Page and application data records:
#####
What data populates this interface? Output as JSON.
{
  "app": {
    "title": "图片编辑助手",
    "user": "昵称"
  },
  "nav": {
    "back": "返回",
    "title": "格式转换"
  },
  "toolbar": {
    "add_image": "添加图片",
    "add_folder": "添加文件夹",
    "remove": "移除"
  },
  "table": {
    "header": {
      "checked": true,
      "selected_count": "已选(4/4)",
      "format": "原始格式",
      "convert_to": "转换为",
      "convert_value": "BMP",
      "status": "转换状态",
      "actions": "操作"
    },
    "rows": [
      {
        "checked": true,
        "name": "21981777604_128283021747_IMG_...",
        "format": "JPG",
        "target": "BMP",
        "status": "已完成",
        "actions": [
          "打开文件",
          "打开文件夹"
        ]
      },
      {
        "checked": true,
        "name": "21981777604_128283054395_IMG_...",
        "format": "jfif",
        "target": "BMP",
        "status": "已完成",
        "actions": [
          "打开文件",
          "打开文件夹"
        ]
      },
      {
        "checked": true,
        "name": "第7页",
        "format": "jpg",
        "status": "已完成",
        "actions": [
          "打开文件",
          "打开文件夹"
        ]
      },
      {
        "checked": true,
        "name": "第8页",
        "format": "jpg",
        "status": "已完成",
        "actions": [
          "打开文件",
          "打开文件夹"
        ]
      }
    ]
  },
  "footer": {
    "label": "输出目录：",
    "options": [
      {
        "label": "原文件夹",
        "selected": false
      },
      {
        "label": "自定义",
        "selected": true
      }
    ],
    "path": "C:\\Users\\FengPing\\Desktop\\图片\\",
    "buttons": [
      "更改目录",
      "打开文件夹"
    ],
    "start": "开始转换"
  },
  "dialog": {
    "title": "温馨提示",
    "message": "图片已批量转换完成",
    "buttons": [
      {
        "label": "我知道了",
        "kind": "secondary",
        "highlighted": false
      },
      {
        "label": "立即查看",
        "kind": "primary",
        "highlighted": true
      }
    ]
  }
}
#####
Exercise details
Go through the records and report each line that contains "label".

Exercise answer
    "label": "输出目录：",
        "label": "原文件夹",
        "label": "自定义",
        "label": "我知道了",
        "label": "立即查看",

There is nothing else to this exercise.